The discussion with Stefano focused on the triple bridges of the escapement, a gentle design cue to the most famous of GP’s creations of the Tourbillon with Three Golden Bridges.
Stefano alluded to the fact that the idea of using a silisium foil which vibrating blade came when one of the GP engineers was getting bored during a business travel and started to play with his boarding pass…flicking it from one curved position to the other on the opposite side. The idea came that this movement of the boarding pass could be the basis of a constant force. And the idea developed to the vibrating blade. We discussed the use of silisium, and its manufacture. And how the silisium parts are grown in a nanotech lab. We also discussed the nickel butterfly wings which transmit the energy of the vibrating blades to the escape wheels.
Neo Tourbillon with Three Bridges
The Tourbillon in Three Golden Bridges is a landmark of haute horlogerie. The three bridges had been existance in pocket watches historically. Click here to see a pictorial report of one such historical triple bridge tourbillon in the Esmeralda Pocket Watch. The design has been updated and put into a wrist watch under the elder Macaluso, and the design pushed more avant-garde with the three sapphire bridges. But this latest iteration of three titanium bridges, with a sleek, modern bridge design, reminescent of a rail bridge was introduced this year in BaselWorld 2014.
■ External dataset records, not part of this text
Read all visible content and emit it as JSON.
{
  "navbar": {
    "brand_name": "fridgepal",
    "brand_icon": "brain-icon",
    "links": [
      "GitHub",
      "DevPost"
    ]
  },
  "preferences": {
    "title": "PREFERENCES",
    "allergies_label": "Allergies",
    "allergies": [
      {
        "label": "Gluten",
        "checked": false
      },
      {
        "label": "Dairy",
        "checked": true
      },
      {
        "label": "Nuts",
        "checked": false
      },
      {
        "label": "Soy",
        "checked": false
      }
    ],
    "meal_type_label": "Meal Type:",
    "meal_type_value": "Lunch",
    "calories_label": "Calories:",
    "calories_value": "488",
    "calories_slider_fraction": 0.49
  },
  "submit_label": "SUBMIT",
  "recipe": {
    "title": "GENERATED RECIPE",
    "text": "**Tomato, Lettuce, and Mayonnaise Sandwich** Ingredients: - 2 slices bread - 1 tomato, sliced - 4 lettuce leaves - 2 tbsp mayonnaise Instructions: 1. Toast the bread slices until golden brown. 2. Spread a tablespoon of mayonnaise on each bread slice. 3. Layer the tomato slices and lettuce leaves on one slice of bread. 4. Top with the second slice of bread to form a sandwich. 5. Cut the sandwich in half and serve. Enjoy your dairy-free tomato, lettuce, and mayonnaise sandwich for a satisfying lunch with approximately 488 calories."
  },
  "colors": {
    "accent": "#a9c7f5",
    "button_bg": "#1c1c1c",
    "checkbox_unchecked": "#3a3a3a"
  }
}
Stefano touched on the challenges to the design, as it had to retain the traditional elements of the three bridges, yet incorporate more modern lines, and how this has to be reflective of the steel rail bridges which it takes its inspiration from. This more modern design also necessitates the redesign of the hands and the tourbillon cages.
We have always admired the way design is done in GP. The case design is always very proportional and visually pleasing. Perhaps testament to the fact that the initial design of the cases, were done by Gino who not only had the design flair of an Italian, but also as a trained architect.
In no other watch is this design flair more apparent than in the Sea Hawk.
And the WW-TC
Kering Group and Ulysse Nardin
I then asked about the recent acquisition of the Ulysse Nardin by the Kering Group. In 2008, the Kering Group, formerly known as PPR (parent of Gucci) went into a partnership with the Sowind Group. At that time the Sowind Group was controlled by Gino Macaluso and is the holding company for Girard Perregaux and Jeanrichard. Gino suddenly passed away in 2010 at the age 62, and in 2010, Kering took control of Sowin. The group was smart enough to retained Stefano as Director of Product Development.
Stefano alluded that his father, Gino had long considered Ulysse Nardin as a sister company to Girard Perregaux. GP making more elegant, classical watches, and UN, making avant garde and perhaps more edgy products. Both marques now joined together by Kering’s acquisition. Stefano sees great synergies between the two brands.
We also talked a bit about cars, the other passion of Stefano (and of Gino). The family owns many vintage cars, and race them. All too soon, dessert was served, and lunch was over. Many thanks to Stefano for the wonderful discussion. And to The Hour Glass Singapore for hosting the lunch and making this possible.